West was on holiday when she was detained at a bar on Fort Lauderdale beach for being drunk in public and resisting arrest in May last year. She was then taken to the North Broward Detention Facility. After spending ten hours in the police station, her period began, and West asked Deputy Kristin Connelly for a tampon.
According to West’s lawyer, Gary Kollin, who spoke to RT, Connelly refused the request, asking the detainee to use a “polite” tone. West then rephrased it, but Connelly denied her again, with the inmate then mouthing “F**k you” at the officer.
This was the moment the incident escalated.
The CCTV footage, which was obtained by Florida’s Local 10 channel, Connelly put on a pair of latex gloves before marching towards West. Another deputy, Henry Lawrence can be seen trying to stop her from getting to the inmate.
"Don't do it, don't do it," Lawrence apparently told Connelly, according to an eyewitness present in the video, who spoke to Local 10 on condition of anonymity.
But Connelly sidesteps Lawrence, forcefully jerks West up from her seat, and begins violently swinging her towards a detention room on the far side of the police station waiting room. West appears uncooperative, and at one point attempts to land a punch on Connelly, but misses.
Connelly then pushes her down on the floor, and with the help of three more officers, the door is locked into the room, which has no video feed.
A subdued West emerges three and a half minutes later, escorted by the four deputies.
"I was on the floor on my stomach and Connelly punched me on this side of the face," said West. "And I was being kicked and stepped on from behind, and she was punching me in the face. She punched me in the eye several times."

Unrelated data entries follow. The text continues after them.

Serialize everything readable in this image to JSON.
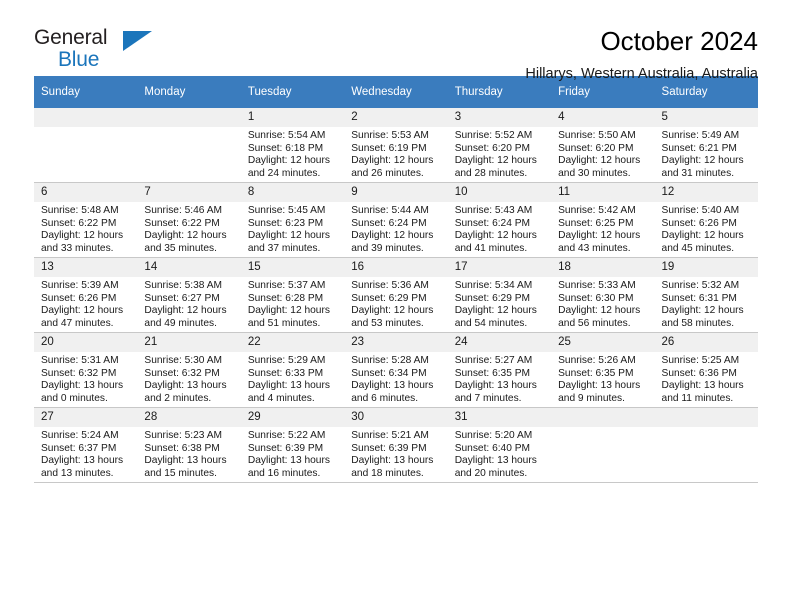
{
  "brand": {
    "name_top": "General",
    "name_bottom": "Blue",
    "triangle_icon": "triangle-icon",
    "accent_color": "#1b75bb"
  },
  "header": {
    "title": "October 2024",
    "subtitle": "Hillarys, Western Australia, Australia"
  },
  "calendar": {
    "header_bg": "#3a7cbe",
    "daynum_bg": "#f0f0f0",
    "weekdays": [
      "Sunday",
      "Monday",
      "Tuesday",
      "Wednesday",
      "Thursday",
      "Friday",
      "Saturday"
    ],
    "labels": {
      "sunrise": "Sunrise:",
      "sunset": "Sunset:",
      "daylight": "Daylight:"
    },
    "weeks": [
      [
        {
          "day": "",
          "empty": true
        },
        {
          "day": "",
          "empty": true
        },
        {
          "day": "1",
          "sunrise": "Sunrise: 5:54 AM",
          "sunset": "Sunset: 6:18 PM",
          "daylight_1": "Daylight: 12 hours",
          "daylight_2": "and 24 minutes."
        },
        {
          "day": "2",
          "sunrise": "Sunrise: 5:53 AM",
          "sunset": "Sunset: 6:19 PM",
          "daylight_1": "Daylight: 12 hours",
          "daylight_2": "and 26 minutes."
        },
        {
          "day": "3",
          "sunrise": "Sunrise: 5:52 AM",
          "sunset": "Sunset: 6:20 PM",
          "daylight_1": "Daylight: 12 hours",
          "daylight_2": "and 28 minutes."
        },
        {
          "day": "4",
          "sunrise": "Sunrise: 5:50 AM",
          "sunset": "Sunset: 6:20 PM",
          "daylight_1": "Daylight: 12 hours",
          "daylight_2": "and 30 minutes."
        },
        {
          "day": "5",
          "sunrise": "Sunrise: 5:49 AM",
          "sunset": "Sunset: 6:21 PM",
          "daylight_1": "Daylight: 12 hours",
          "daylight_2": "and 31 minutes."
        }
      ],
      [
        {
          "day": "6",
          "sunrise": "Sunrise: 5:48 AM",
          "sunset": "Sunset: 6:22 PM",
          "daylight_1": "Daylight: 12 hours",
          "daylight_2": "and 33 minutes."
        },
        {
          "day": "7",
          "sunrise": "Sunrise: 5:46 AM",
          "sunset": "Sunset: 6:22 PM",
          "daylight_1": "Daylight: 12 hours",
          "daylight_2": "and 35 minutes."
        },
        {
          "day": "8",
          "sunrise": "Sunrise: 5:45 AM",
          "sunset": "Sunset: 6:23 PM",
          "daylight_1": "Daylight: 12 hours",
          "daylight_2": "and 37 minutes."
        },
        {
          "day": "9",
          "sunrise": "Sunrise: 5:44 AM",
          "sunset": "Sunset: 6:24 PM",
          "daylight_1": "Daylight: 12 hours",
          "daylight_2": "and 39 minutes."
        },
        {
          "day": "10",
          "sunrise": "Sunrise: 5:43 AM",
          "sunset": "Sunset: 6:24 PM",
          "daylight_1": "Daylight: 12 hours",
          "daylight_2": "and 41 minutes."
        },
        {
          "day": "11",
          "sunrise": "Sunrise: 5:42 AM",
          "sunset": "Sunset: 6:25 PM",
          "daylight_1": "Daylight: 12 hours",
          "daylight_2": "and 43 minutes."
        },
        {
          "day": "12",
          "sunrise": "Sunrise: 5:40 AM",
          "sunset": "Sunset: 6:26 PM",
          "daylight_1": "Daylight: 12 hours",
          "daylight_2": "and 45 minutes."
        }
      ],
      [
        {
          "day": "13",
          "sunrise": "Sunrise: 5:39 AM",
          "sunset": "Sunset: 6:26 PM",
          "daylight_1": "Daylight: 12 hours",
          "daylight_2": "and 47 minutes."
        },
        {
          "day": "14",
          "sunrise": "Sunrise: 5:38 AM",
          "sunset": "Sunset: 6:27 PM",
          "daylight_1": "Daylight: 12 hours",
          "daylight_2": "and 49 minutes."
        },
        {
          "day": "15",
          "sunrise": "Sunrise: 5:37 AM",
          "sunset": "Sunset: 6:28 PM",
          "daylight_1": "Daylight: 12 hours",
          "daylight_2": "and 51 minutes."
        },
        {
          "day": "16",
          "sunrise": "Sunrise: 5:36 AM",
          "sunset": "Sunset: 6:29 PM",
          "daylight_1": "Daylight: 12 hours",
          "daylight_2": "and 53 minutes."
        },
        {
          "day": "17",
          "sunrise": "Sunrise: 5:34 AM",
          "sunset": "Sunset: 6:29 PM",
          "daylight_1": "Daylight: 12 hours",
          "daylight_2": "and 54 minutes."
        },
        {
          "day": "18",
          "sunrise": "Sunrise: 5:33 AM",
          "sunset": "Sunset: 6:30 PM",
          "daylight_1": "Daylight: 12 hours",
          "daylight_2": "and 56 minutes."
        },
        {
          "day": "19",
          "sunrise": "Sunrise: 5:32 AM",
          "sunset": "Sunset: 6:31 PM",
          "daylight_1": "Daylight: 12 hours",
          "daylight_2": "and 58 minutes."
        }
      ],
      [
        {
          "day": "20",
          "sunrise": "Sunrise: 5:31 AM",
          "sunset": "Sunset: 6:32 PM",
          "daylight_1": "Daylight: 13 hours",
          "daylight_2": "and 0 minutes."
        },
        {
          "day": "21",
          "sunrise": "Sunrise: 5:30 AM",
          "sunset": "Sunset: 6:32 PM",
          "daylight_1": "Daylight: 13 hours",
          "daylight_2": "and 2 minutes."
        },
        {
          "day": "22",
          "sunrise": "Sunrise: 5:29 AM",
          "sunset": "Sunset: 6:33 PM",
          "daylight_1": "Daylight: 13 hours",
          "daylight_2": "and 4 minutes."
        },
        {
          "day": "23",
          "sunrise": "Sunrise: 5:28 AM",
          "sunset": "Sunset: 6:34 PM",
          "daylight_1": "Daylight: 13 hours",
          "daylight_2": "and 6 minutes."
        },
        {
          "day": "24",
          "sunrise": "Sunrise: 5:27 AM",
          "sunset": "Sunset: 6:35 PM",
          "daylight_1": "Daylight: 13 hours",
          "daylight_2": "and 7 minutes."
        },
        {
          "day": "25",
          "sunrise": "Sunrise: 5:26 AM",
          "sunset": "Sunset: 6:35 PM",
          "daylight_1": "Daylight: 13 hours",
          "daylight_2": "and 9 minutes."
        },
        {
          "day": "26",
          "sunrise": "Sunrise: 5:25 AM",
          "sunset": "Sunset: 6:36 PM",
          "daylight_1": "Daylight: 13 hours",
          "daylight_2": "and 11 minutes."
        }
      ],
      [
        {
          "day": "27",
          "sunrise": "Sunrise: 5:24 AM",
          "sunset": "Sunset: 6:37 PM",
          "daylight_1": "Daylight: 13 hours",
          "daylight_2": "and 13 minutes."
        },
        {
          "day": "28",
          "sunrise": "Sunrise: 5:23 AM",
          "sunset": "Sunset: 6:38 PM",
          "daylight_1": "Daylight: 13 hours",
          "daylight_2": "and 15 minutes."
        },
        {
          "day": "29",
          "sunrise": "Sunrise: 5:22 AM",
          "sunset": "Sunset: 6:39 PM",
          "daylight_1": "Daylight: 13 hours",
          "daylight_2": "and 16 minutes."
        },
        {
          "day": "30",
          "sunrise": "Sunrise: 5:21 AM",
          "sunset": "Sunset: 6:39 PM",
          "daylight_1": "Daylight: 13 hours",
          "daylight_2": "and 18 minutes."
        },
        {
          "day": "31",
          "sunrise": "Sunrise: 5:20 AM",
          "sunset": "Sunset: 6:40 PM",
          "daylight_1": "Daylight: 13 hours",
          "daylight_2": "and 20 minutes."
        },
        {
          "day": "",
          "empty": true
        },
        {
          "day": "",
          "empty": true
        }
      ]
    ]
  }
}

West was then released without charge. She immediately made a series of photographs, detailing injuries all over her body, and contacted a lawyer, to file a case with internal affairs six days later.
“It was a horrible experience for her. You can see from the photos the severe black eye she received, and the emotional trauma is extreme,” said Kollin.
Despite police regulations that state that any violent confrontation with an inmate has to be reported in writing, Connelly had made no such report.
Yet upon receiving West’s lawsuit, Connelly filed a counter-claim, saying West resisted arrest, assaulted her, and scratched her face. Upon viewing the CCTV footage, assistant state attorney Mark Horn took West’s side, and no proceedings were opened against her.
“I did not see where Audra West presented a physical threat to the deputy before being forcefully dragged out of her chair into a room with four other deputies, where Audra West was allegedly beaten," said Horn to Local 10.
But despite support from Horn, West was unable to win the case against the four deputies. They were all cleared of improper conduct by a commission gathered by Broward Sheriff's Office (BSO), one of the biggest sheriff's offices in the US.
“The internal investigation gave the incident a whitewash, and cleared them. Who investigates the police? Other police officers in the same department,” Collin said, answering his own question.
Disregarding the release of the video, which had been seen by the disciplinary panel, but not the public, BSO continues to deny responsibility.
"The Professional Standards Committee (PSC), which is made up of a mix of BSO employees and private citizens, reviewed the video and entire IA file and recommended no discipline for all three employees," said a statement from Sheriff Scott Israel "The PSC determined the actions taken were within the policy."
West and Kollin now plan to take the case to a civil court, to obtain compensation, if not punishment for the perpetrators.
“We will take these deputies and the police department into federal court and – I say this confidently – we will obtain monetary damages for Audra,” Kollin told RT.